as the manner of some is. THE first teachers of our holy religion, and the servants of God in every age, appear to have laid peculiar stress upon the duty of “ assembling together” for the purpose of public worship: For not only is it in itself a duty of great importance, the neglect of which seems, generally speaking, to imply no little disregard of our religion and of its divine Author, but because neither can doctrines be inculcated, nor other duties enforced with any prospect of success, while this continues to be neglected. For discourses upon subjects of whatever importance, are necessarily lost to those who refuse to come to hear them, who literally “set at nought their instruc* tion, and will none of their reproof.” To this duty, therefore, I now wish to draw your serious attention, and in treating of it I shall consider, first, the reasons on which it is founded; and secondly, the excuses which too many persons are ready to advance to vindicate their neglect of it.
I. First then; the public service of our Church is instituted, and excellently calculated, for two important purposes, distinct in their nature, but both tending to the same great end. These are, first, the joining together in public or common prayer and praise to God; and secondly, attention to the instruction, the exhortation, the admonitioň, and reproof contained in his holy word.
Let us consider the first of these, the joining in common or public prayer and praise to God, and examine-I will not say in what respects it is superior to—but in what it differs from, prayer addressed to him in private. And here I must request the particular attention of those persons, who are in the habit of saying, that they worship God sufficiently at home; that they can serve him in their own houses as well and as effectually as at church. We
We may remark then in the first place, that the holy religion which we profess is a social religion; a religion, the very nature as well as precepts of which, require its sincere professors to have fellowship or communion one with another; and this communion is particularly to be maintained in prayer and other religious offices. Accordingly we read of its first teachers, the Apostles, that they “all continued with one accord in prayer and supplication”,” that “
they " were continually in the temple praising " and blessing Godb:” and we are told of their earliest disciples, that “they continued “ stedfastly in the Apostles' doctrine and
fellowship, and in breaking of bread, and “ in” common“ prayers°;" and that they resorted to the place “ where prayer was “ wont to be maded.” So necessary, indeed, was this duty considered, that in the
passage which I have selected for my text, “ the forsaking the assembling of them“ selves together," appears to have been deemed by the Apostle as a sort of apostacy, as a desertion of the faith of Christ.
b Luke xxiv. 53.
c Acts ii. 42.
a Acts i. 14. Acts xvi. 13.

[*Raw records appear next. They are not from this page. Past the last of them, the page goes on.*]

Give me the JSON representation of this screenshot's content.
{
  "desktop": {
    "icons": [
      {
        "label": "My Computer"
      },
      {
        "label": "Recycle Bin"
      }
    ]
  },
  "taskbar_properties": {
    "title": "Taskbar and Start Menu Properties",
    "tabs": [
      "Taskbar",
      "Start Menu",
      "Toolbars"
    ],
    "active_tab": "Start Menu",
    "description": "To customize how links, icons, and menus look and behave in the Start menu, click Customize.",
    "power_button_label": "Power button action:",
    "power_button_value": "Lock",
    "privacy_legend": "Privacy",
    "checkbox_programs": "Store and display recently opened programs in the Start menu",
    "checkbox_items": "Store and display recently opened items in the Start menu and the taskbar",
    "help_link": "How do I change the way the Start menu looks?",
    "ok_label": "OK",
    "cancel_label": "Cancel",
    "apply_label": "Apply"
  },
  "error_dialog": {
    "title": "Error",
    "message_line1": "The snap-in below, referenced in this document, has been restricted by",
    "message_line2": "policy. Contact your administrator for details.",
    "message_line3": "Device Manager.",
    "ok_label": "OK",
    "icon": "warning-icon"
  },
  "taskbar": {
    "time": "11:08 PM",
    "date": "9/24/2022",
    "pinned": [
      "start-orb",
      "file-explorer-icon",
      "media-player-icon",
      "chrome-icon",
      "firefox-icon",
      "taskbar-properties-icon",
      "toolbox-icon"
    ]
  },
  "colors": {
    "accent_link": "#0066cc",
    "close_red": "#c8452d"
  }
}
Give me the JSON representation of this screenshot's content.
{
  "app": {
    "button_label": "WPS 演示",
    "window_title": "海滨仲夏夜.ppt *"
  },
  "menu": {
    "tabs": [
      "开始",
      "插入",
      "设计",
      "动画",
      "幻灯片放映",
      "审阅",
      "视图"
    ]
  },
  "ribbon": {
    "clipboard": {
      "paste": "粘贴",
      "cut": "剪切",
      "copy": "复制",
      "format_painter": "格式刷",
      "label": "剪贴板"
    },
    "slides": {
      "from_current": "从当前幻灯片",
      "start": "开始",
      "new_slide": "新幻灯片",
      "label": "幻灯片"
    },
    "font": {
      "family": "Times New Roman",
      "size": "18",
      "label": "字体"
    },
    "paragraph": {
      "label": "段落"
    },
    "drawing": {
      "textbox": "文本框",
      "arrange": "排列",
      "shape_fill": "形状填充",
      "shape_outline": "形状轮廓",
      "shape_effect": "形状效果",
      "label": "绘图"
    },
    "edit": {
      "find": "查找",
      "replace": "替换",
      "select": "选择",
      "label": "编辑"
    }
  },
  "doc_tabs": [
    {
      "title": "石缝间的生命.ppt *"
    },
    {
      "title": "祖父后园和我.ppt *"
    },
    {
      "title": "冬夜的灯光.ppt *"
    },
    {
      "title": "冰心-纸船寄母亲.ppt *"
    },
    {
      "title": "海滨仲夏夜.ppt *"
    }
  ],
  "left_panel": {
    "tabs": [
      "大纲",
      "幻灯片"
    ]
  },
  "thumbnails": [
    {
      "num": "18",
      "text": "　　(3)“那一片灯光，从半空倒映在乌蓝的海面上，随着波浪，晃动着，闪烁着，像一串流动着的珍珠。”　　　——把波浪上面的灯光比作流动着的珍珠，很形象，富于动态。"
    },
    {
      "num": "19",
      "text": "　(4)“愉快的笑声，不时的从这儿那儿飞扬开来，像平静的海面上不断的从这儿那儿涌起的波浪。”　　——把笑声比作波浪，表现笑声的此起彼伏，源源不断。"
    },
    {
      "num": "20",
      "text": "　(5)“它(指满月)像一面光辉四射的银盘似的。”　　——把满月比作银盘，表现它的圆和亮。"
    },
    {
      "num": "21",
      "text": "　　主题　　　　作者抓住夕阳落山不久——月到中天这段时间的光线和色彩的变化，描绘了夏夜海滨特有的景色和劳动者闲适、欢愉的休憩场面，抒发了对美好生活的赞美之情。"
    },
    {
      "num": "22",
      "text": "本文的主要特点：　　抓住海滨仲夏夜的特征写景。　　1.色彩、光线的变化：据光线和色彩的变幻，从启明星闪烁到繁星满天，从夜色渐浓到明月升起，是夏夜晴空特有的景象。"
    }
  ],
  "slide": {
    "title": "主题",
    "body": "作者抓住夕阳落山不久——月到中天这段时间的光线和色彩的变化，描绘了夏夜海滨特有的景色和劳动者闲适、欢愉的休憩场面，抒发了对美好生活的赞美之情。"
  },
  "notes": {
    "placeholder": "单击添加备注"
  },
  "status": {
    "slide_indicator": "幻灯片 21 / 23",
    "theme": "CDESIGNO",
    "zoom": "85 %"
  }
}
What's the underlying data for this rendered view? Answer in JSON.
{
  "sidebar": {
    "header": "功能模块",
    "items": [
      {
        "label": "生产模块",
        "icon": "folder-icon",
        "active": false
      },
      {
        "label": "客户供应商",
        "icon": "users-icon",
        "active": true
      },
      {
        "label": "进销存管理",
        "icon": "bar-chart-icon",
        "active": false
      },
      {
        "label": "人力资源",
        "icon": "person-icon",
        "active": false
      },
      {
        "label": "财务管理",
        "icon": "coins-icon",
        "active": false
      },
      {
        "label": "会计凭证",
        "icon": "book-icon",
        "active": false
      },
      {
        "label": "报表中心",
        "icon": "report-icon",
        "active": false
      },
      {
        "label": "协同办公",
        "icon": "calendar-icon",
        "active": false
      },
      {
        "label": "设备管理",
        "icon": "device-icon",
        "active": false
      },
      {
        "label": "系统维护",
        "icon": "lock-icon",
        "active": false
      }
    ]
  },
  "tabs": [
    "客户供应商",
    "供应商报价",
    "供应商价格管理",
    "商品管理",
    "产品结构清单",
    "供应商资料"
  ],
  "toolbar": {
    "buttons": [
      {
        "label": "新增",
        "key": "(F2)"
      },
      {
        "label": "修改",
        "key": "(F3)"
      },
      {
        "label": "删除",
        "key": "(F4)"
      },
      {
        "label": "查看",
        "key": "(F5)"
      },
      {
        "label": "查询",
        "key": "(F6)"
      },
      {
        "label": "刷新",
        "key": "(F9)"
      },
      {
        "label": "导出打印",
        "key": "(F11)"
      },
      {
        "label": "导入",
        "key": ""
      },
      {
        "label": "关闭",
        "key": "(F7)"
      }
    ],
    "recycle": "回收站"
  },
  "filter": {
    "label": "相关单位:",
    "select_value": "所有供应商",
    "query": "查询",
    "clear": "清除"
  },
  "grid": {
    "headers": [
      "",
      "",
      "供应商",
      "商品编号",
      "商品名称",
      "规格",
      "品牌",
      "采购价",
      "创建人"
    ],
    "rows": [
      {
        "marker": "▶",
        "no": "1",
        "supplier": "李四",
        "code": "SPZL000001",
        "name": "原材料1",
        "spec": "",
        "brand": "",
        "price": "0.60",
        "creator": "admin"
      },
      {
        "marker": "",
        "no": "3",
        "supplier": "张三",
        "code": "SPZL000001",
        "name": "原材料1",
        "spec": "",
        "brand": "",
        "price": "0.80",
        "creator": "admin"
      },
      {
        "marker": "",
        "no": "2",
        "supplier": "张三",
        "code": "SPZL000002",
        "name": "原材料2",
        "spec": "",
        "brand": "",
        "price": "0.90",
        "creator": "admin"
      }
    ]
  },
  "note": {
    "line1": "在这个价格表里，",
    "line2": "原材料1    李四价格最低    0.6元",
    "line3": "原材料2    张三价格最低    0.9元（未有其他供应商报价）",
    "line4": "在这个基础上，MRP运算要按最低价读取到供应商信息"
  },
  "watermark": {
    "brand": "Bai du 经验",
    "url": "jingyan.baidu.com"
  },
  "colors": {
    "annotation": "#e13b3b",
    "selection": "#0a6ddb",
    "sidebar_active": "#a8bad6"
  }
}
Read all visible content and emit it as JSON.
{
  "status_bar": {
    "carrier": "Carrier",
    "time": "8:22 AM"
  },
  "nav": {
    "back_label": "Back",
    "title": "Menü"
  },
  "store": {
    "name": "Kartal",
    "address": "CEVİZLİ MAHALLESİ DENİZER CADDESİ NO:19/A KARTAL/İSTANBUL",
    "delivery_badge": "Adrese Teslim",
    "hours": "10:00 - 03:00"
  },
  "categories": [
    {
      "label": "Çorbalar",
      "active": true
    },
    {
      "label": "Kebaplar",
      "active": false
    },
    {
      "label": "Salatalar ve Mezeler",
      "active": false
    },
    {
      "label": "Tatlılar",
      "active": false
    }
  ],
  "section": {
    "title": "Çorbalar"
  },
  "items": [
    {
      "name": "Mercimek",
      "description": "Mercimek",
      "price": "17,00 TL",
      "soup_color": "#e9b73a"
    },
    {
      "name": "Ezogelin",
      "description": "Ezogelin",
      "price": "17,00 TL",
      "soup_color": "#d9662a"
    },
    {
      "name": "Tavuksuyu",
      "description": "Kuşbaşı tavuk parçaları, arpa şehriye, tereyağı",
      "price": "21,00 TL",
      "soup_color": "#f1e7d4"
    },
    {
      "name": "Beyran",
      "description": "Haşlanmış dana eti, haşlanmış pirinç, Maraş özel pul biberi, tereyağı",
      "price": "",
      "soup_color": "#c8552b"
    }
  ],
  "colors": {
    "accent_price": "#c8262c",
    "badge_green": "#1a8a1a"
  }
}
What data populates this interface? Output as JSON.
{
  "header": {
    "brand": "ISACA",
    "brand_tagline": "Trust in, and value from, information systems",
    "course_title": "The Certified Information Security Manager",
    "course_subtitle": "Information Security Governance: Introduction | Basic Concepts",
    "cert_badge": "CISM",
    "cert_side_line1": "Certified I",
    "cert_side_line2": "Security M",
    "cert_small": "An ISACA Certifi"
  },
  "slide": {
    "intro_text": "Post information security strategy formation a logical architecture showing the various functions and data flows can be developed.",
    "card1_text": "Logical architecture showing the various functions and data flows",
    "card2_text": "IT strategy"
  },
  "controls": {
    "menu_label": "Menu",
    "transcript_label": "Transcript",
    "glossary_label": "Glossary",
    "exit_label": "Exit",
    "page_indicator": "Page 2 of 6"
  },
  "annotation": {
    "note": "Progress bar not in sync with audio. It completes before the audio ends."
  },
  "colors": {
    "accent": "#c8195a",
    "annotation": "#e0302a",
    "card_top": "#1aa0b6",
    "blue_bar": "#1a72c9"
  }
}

Again. Many of the blessings which we ask from heaven, are blessings of a public nature. “O, pray for the peace of Jeru“ salem,” says the royal Psalmist; the Apostle exhorts that “supplications and
prayers be made for all men, for kings “and all that are in authorityf;" and we are to pray for the general welfare and prosperity of the Church and nation to which we belong. And surely it is peculiarly fitting, that supplications for public and common blessings should be offered in common; that we should join together in imploring those mercies, of which, as members of society, we stand in need.
Of the especial blessing promised by our Saviour to the social exercise of religion, you are continually reminded in the prayer at the conclusion of the ordinary Church service. - Where two or three,” says he, “ are gathered together in my name, there " am I in the midst of them." Does it not follow, that to forsake the “ assembling of “ ourselves together" for public worship, is to act as if we despised this blessing, as if e Psalm cxxii. 6. !1 Tim. ii. 1, 2.
8 Matt. xvii. 20.